Information supplied:
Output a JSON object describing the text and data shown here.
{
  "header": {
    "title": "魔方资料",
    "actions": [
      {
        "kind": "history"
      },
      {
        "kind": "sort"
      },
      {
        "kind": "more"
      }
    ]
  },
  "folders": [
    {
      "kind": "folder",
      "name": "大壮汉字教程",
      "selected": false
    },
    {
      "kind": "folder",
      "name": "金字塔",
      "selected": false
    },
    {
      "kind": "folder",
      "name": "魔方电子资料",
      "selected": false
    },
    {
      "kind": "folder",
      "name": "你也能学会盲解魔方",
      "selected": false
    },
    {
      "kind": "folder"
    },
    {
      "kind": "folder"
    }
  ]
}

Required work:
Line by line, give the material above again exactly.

Written reply:
Output a JSON object describing the text and data shown here.
{
  "header": {
    "title": "魔方资料",
    "actions": [
      {
        "kind": "history"
      },
      {
        "kind": "sort"
      },
      {
        "kind": "more"
      }
    ]
  },
  "folders": [
    {
      "kind": "folder",
      "name": "大壮汉字教程",
      "selected": false
    },
    {
      "kind": "folder",
      "name": "金字塔",
      "selected": false
    },
    {
      "kind": "folder",
      "name": "魔方电子资料",
      "selected": false
    },
    {
      "kind": "folder",
      "name": "你也能学会盲解魔方",
      "selected": false
    },
    {
      "kind": "folder"
    },
    {
      "kind": "folder"
    }
  ]
}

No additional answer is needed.